== Segment start ==

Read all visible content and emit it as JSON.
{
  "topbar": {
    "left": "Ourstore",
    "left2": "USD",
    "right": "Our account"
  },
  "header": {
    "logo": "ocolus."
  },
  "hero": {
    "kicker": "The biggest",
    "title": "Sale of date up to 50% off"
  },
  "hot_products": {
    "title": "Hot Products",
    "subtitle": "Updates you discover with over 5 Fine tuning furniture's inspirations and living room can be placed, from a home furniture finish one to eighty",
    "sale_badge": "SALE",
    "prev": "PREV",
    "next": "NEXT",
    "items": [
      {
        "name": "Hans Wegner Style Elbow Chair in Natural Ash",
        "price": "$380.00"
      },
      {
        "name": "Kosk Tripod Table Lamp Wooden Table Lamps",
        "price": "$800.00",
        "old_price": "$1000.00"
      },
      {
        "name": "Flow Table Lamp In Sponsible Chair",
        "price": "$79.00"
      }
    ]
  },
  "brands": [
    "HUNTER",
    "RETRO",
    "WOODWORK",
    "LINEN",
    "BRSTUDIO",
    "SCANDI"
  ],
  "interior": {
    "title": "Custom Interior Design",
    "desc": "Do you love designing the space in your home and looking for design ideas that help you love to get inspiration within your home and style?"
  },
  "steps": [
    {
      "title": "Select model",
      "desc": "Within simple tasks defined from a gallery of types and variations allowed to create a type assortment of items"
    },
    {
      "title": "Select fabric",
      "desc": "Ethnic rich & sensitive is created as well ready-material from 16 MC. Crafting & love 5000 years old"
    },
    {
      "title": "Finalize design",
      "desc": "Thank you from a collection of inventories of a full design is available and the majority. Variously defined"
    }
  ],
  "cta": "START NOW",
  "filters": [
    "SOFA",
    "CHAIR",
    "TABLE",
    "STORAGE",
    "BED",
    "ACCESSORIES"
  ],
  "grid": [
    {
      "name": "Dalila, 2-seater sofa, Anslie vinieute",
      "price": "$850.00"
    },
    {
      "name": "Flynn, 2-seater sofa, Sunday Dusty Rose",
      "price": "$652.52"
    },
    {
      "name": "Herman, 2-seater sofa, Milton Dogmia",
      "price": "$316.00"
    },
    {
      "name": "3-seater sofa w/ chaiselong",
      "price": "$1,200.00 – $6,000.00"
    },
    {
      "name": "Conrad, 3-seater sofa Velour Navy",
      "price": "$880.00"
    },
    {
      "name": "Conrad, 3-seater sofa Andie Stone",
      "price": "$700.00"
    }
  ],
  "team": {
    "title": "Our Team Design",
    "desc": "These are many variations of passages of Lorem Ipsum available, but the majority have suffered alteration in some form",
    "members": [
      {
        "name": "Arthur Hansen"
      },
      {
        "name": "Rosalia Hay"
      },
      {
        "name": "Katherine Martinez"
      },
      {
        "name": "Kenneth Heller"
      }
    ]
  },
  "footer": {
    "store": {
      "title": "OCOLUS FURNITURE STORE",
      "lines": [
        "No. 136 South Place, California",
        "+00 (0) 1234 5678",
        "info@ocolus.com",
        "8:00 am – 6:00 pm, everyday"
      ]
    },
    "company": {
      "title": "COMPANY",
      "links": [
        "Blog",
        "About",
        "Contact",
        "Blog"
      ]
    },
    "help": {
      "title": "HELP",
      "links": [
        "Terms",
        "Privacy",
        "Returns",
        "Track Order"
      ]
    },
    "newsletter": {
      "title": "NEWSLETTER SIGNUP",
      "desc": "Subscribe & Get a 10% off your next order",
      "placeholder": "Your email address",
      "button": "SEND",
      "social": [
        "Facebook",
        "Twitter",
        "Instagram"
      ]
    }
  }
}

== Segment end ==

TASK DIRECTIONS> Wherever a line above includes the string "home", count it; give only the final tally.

RESPONSE TO THIS EXERCISE> 2